Put another way, Yoo is saying that the President in his activities as President is beyond the reach of law enforcement because he is the boss of everyone, no exceptions. It isn’t really true, Yoo is saying, that “no president is beyond the reach of the law.”
Most of the argument about the unitary executive has played out over matters of the president’s power over foreign (especially) and domestic policy. Here’s an overview of the issue from the Los Angeles Times in 2008. Here’s another from The Atlantic in 2011. In 2007, Cass Sunstein wrote the following on the University of Chicago Law School Faculty blog:
Gerhard Casper, for example, has vigorously argued that the Constitution gives Congress broad authority to structure the executive branch, by insulating law implementation from complete presidential control. Others, including Steve Calabresi, have vigorously disagreed, contending that the document and its history clearly forbid Congress from intruding on the president’s authority to run the executive branch.

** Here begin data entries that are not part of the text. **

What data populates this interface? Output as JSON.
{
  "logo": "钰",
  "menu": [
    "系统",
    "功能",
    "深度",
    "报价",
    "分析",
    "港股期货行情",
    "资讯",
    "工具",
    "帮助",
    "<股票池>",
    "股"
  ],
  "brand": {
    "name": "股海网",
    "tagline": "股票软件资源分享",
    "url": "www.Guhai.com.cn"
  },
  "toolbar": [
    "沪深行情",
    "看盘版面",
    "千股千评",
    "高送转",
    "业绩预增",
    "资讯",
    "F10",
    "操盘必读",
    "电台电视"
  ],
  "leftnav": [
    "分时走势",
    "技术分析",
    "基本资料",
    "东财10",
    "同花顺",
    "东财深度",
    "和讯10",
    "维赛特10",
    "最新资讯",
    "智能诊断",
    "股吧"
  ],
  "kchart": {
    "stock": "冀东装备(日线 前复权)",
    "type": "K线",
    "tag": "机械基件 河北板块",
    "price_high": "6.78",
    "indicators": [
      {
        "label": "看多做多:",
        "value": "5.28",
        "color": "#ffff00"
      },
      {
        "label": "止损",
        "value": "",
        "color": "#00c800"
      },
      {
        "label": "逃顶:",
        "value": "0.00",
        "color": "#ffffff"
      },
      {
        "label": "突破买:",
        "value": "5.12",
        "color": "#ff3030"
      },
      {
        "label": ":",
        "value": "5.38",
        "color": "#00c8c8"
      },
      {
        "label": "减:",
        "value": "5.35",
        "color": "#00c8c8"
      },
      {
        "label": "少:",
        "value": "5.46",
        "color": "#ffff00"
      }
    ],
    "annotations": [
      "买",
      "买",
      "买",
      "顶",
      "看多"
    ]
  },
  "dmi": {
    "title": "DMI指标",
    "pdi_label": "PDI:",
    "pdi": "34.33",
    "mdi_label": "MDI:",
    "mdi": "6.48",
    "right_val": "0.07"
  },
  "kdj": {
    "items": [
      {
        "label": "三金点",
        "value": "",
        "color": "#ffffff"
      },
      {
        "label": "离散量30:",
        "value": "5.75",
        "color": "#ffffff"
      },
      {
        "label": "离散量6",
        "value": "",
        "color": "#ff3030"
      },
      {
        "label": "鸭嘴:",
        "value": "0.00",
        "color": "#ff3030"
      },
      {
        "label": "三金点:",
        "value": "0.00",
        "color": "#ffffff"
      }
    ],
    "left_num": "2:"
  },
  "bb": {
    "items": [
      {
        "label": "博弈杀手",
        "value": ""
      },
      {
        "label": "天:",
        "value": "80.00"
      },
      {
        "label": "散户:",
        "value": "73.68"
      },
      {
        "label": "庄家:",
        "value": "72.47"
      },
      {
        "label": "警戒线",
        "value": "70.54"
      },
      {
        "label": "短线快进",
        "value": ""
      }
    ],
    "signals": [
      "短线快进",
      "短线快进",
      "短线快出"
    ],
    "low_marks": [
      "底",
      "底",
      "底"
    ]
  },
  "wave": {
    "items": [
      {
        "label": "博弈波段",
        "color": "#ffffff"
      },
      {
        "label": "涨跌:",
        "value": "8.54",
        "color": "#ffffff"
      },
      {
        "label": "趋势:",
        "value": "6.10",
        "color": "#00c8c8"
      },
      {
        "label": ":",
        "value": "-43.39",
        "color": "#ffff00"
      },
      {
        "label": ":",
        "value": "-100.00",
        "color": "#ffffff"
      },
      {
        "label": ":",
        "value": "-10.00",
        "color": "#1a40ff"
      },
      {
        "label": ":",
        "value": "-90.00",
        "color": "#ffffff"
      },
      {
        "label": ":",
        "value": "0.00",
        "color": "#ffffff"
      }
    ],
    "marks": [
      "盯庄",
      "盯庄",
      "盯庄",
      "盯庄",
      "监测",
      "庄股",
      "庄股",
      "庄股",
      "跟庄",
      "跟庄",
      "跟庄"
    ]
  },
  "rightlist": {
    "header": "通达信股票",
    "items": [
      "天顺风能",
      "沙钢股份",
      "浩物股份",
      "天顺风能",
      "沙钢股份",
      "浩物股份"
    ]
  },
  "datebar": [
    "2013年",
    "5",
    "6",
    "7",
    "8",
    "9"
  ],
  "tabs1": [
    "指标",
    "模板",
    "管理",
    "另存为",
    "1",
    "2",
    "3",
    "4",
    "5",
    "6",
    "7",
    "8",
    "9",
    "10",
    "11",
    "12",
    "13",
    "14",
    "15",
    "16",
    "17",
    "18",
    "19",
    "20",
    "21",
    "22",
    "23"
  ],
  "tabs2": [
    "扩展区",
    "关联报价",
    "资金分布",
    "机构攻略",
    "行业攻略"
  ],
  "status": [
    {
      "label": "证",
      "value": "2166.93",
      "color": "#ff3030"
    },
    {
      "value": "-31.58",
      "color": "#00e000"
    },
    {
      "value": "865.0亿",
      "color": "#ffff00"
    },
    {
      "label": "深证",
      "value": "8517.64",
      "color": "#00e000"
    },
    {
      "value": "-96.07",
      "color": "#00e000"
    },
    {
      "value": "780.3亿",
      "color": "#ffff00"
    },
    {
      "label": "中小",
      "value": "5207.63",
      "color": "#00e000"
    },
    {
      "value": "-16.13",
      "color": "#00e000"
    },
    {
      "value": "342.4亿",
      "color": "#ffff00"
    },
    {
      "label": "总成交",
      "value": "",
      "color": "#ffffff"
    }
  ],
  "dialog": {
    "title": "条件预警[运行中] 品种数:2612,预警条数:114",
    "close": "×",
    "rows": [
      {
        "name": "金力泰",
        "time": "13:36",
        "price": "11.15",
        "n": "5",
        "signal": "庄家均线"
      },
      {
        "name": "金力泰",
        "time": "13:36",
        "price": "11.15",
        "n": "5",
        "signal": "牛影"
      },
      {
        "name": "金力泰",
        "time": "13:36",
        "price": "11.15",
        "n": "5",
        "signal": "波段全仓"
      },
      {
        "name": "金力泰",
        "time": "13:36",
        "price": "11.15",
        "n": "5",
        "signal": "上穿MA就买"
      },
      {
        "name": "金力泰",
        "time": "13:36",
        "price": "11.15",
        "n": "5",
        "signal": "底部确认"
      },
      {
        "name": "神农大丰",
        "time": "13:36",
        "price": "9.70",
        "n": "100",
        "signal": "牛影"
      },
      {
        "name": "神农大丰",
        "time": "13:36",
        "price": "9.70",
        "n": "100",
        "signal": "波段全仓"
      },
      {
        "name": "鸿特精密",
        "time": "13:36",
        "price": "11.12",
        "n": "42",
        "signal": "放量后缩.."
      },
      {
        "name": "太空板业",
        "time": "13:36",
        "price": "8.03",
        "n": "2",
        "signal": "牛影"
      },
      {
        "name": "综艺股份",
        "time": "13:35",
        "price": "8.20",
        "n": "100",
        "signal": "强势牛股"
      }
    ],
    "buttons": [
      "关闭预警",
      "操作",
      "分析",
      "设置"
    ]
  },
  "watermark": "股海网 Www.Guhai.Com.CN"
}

In essence, those who hold to this theory, hold that Congress cannot create in law any provision that gives true independence to any organization within the executive branch of the government. Thus, no one in the Justice Department can appoint a special counsel who has the ability or independence to fully pursue the matter of the 2016 election Russian connection wherever it leads.
If you read Yoo’s op-ed, you’ll see he offers as support for the doctrine of the unitary executive only a single sentence from Article II of the Constitution and some snippets from Alexander Hamilton’s contributions to The Federalist. Hamilton was the member of the constitutional convention most supportive of a strong executive. He left the proceedings for several weeks when he didn’t get his way, returning only to sign the finished document. The use Yoo makes of Hamilton’s remarks are strongly antithetical to the spirit of the U.S. Constitution, which everywhere seeks to divide and separate power to prevent tyrannical domination by any person or group. The ‘unitary executive’ is a pernicious doctrine that seeks to make the Constitution say what Hamilton was unable to have it say in 1787.
I want to be clear: I do not think that obstruction of justice is at the heart of this crisis. The crisis has much more to do with the general unfitness of Trump to be President, with a number of reckless, nation-threatening steps he has taken or tried to take, and with the continuing support of the man on the part of Republican party leaders in the face of this unfitness and various reckless actions. I believe the proper remedies are more likely to be political than legal.
I agree with Yoo when he notes that impeachment does not require a showing of criminal behavior:
Contrary to common wisdom, impeachment does not require the president to commit a crime but instead refers to significant political mistakes or even incompetence. This was the framers’ intent — as Hamilton explained in Federalist 65, impeachment was to tackle “the misconduct of public men” or “the abuse or violation of some public trust.” Such offenses, he wrote, “are of a nature which may with peculiar propriety be denominated political, as they relate chiefly to injuries done immediately to the society itself.”
Nevertheless, with Thomas Friedman, I am inclined to think impeachment is unlikely given the Republican leadership’s perfidy in backing Trump. “This G.O.P. is not going to impeach him; forget that fantasy. Either Democrats get a lever of power, or we’re stuck emailing each other “S.N.L.” skits.” Rather, we have to look to the 2018 and 2020 elections, hoping no disaster befalls the republic before those elections.
Meanwhile let’s not swallow the unitary executive claim of Yoo, Calabresi and others that the president is, essentially, above the law.